◆ WORK INSTRUCTIONS: Only lines containing the string "contenido" belong in the answer; copy all of them from the entries.

________________

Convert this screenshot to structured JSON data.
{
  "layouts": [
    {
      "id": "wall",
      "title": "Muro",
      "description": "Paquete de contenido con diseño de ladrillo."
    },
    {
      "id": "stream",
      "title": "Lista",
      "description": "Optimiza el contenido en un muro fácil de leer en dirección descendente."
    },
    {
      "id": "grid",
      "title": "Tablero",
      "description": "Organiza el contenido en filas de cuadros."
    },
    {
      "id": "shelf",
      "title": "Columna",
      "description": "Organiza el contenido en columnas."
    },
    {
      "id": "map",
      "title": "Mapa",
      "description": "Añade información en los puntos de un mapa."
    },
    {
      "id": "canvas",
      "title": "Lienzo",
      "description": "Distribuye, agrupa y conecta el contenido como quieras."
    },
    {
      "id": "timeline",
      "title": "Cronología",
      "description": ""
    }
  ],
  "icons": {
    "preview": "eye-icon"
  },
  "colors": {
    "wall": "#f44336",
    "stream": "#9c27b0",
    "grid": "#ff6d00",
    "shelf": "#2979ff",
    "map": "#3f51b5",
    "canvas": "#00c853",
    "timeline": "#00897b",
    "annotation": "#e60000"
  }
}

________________

◆ SOLVED PROBLEM:
      "description": "Paquete de contenido con diseño de ladrillo."
      "description": "Optimiza el contenido en un muro fácil de leer en dirección descendente."
      "description": "Organiza el contenido en filas de cuadros."
      "description": "Organiza el contenido en columnas."
      "description": "Distribuye, agrupa y conecta el contenido como quieras."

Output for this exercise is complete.